From my research, I had concluded that I was going to be direct and ask a question for clarification as to why would someone who appeared to have so much support from his own political party nationwide, not be interested or at least have voters decide if they wanted him in the White House.
I thought as a way to make both of us feel comfortable, I would begin the interview by talking baseball. I knew Mario Cuomo, before interested in law and politics, was signed as an outfielder by the Pittsburg Pirates’ minor league farm team in 1952. He never reached the Major Leagues but always remained interested in the sport.
He was still known to talk about baseball and in recent years was involved in fantasy baseball. As I was waiting for a concrete date to my interview with Cuomo, his secretary contacted me and she explained that due to scheduling conflicts, the former Governor would be unavailable for some time. According to his secretary, Mario suggested as an alternative perhaps I would be interested in interviewing his wife Matilda Cuomo.

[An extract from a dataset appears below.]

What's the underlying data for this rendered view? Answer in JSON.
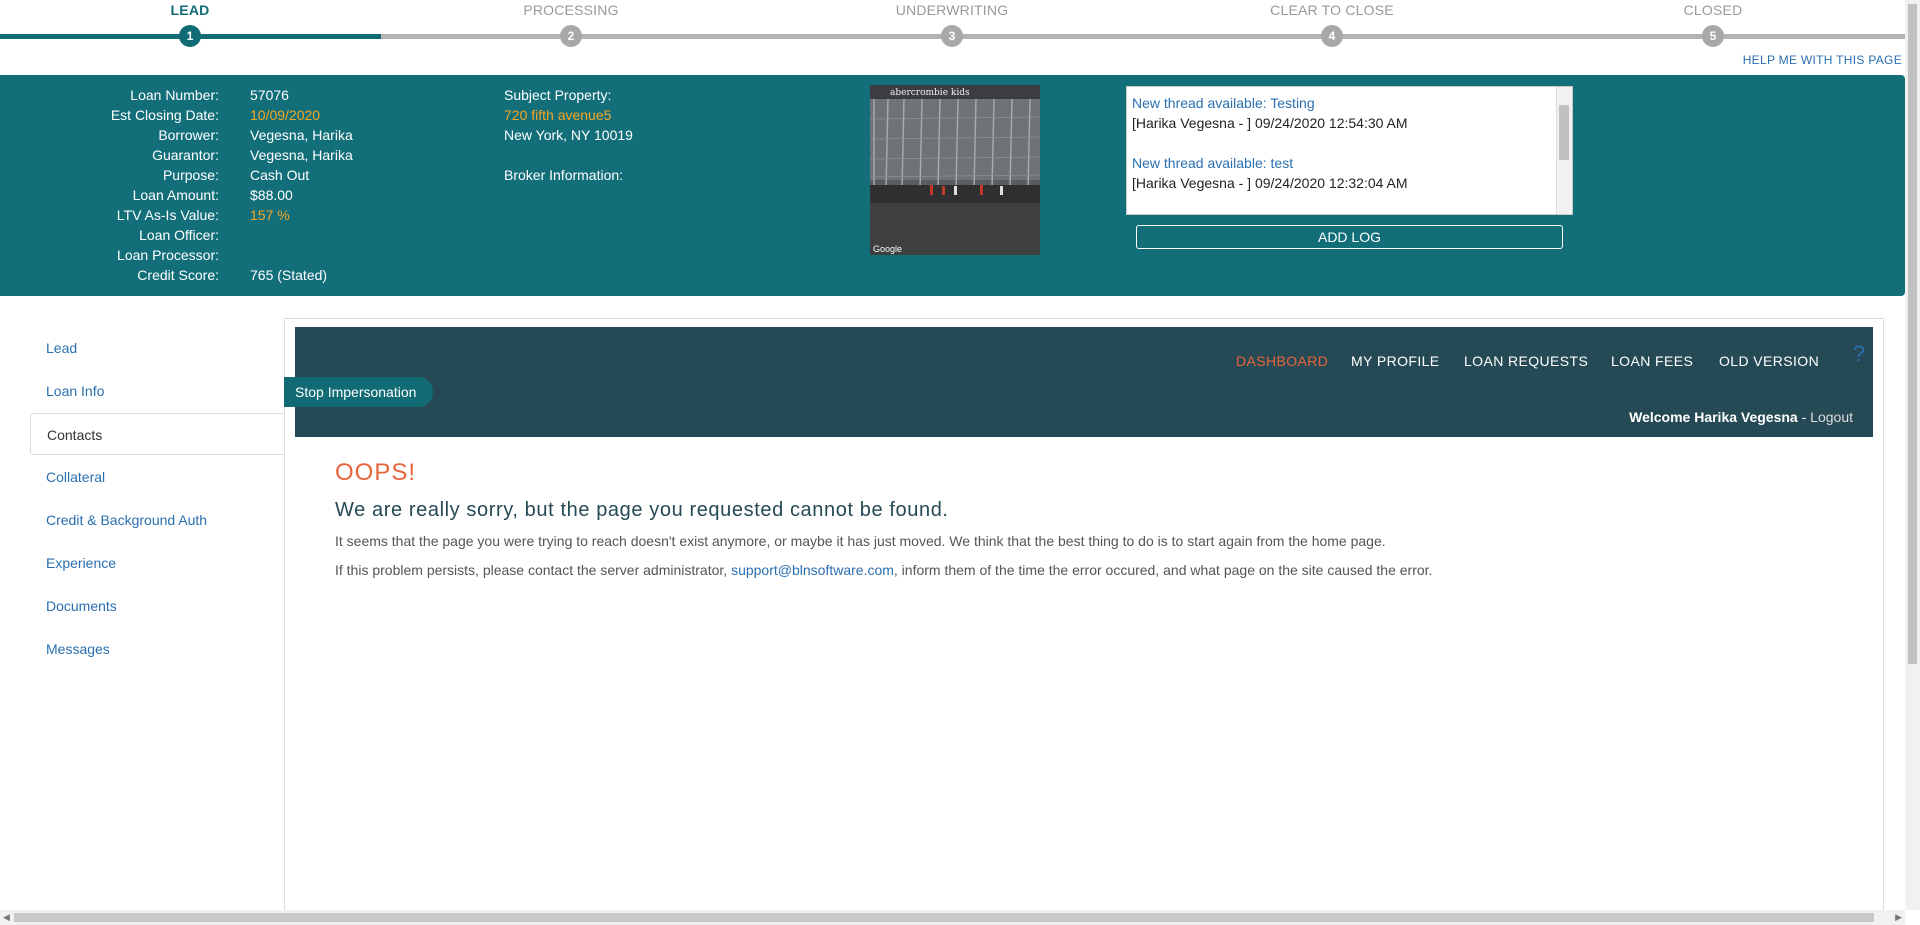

I thought about the famous saying, “Behind every great man, there’s a great woman,” so I agreed the story would be an interesting twist to my original idea. Once again his secretary communicated for several months until we were both unable to commit to a date. In short, my interview with the former NY leader and later his wife never materialized.
In retrospect, I was looking forward to having the opportunity to sit down with Mario Cuomo not just because of his Italian American background and his impact on New York State but his wide range of interests and political views. Mario Cuomo will be missed especially because of the interview that almost happened.